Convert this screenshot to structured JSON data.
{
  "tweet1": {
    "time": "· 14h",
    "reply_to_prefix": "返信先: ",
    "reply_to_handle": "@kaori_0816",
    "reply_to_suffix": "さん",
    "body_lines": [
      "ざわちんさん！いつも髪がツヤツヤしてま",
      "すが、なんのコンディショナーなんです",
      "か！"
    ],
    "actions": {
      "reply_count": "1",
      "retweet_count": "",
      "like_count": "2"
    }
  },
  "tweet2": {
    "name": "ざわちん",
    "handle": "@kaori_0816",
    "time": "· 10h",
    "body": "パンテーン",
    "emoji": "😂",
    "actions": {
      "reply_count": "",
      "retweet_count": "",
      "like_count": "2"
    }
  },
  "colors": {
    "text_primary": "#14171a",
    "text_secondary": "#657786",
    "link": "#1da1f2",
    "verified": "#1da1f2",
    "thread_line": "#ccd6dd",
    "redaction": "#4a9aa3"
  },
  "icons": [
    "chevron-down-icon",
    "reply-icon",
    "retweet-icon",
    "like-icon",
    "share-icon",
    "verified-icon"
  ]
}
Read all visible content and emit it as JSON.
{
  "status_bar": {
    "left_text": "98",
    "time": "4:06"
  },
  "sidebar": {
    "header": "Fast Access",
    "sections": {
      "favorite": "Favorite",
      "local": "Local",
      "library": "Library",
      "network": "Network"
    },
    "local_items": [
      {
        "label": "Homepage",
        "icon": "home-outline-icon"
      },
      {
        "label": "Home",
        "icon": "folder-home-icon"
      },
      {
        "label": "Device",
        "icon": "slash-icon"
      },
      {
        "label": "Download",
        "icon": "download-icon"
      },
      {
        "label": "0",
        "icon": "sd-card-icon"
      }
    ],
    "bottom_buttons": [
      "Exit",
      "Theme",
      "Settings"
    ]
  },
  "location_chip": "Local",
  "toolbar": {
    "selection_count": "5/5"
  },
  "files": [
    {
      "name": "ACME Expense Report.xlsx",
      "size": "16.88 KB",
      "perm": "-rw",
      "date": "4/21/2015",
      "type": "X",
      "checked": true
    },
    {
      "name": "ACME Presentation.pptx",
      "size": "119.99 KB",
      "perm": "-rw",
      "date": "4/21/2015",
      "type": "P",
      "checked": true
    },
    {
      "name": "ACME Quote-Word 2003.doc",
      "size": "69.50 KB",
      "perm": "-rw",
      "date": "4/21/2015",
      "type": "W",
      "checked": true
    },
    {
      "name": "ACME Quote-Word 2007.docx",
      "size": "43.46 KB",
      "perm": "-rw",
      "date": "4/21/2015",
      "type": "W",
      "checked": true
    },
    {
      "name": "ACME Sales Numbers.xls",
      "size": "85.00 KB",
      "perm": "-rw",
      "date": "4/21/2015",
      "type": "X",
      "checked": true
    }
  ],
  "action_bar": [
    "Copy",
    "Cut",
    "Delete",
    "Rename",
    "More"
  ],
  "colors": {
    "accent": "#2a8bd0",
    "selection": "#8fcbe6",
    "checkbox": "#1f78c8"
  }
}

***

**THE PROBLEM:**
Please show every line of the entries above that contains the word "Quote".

**COMPLETED TASK:**
      "name": "ACME Quote-Word 2003.doc",
      "name": "ACME Quote-Word 2007.docx",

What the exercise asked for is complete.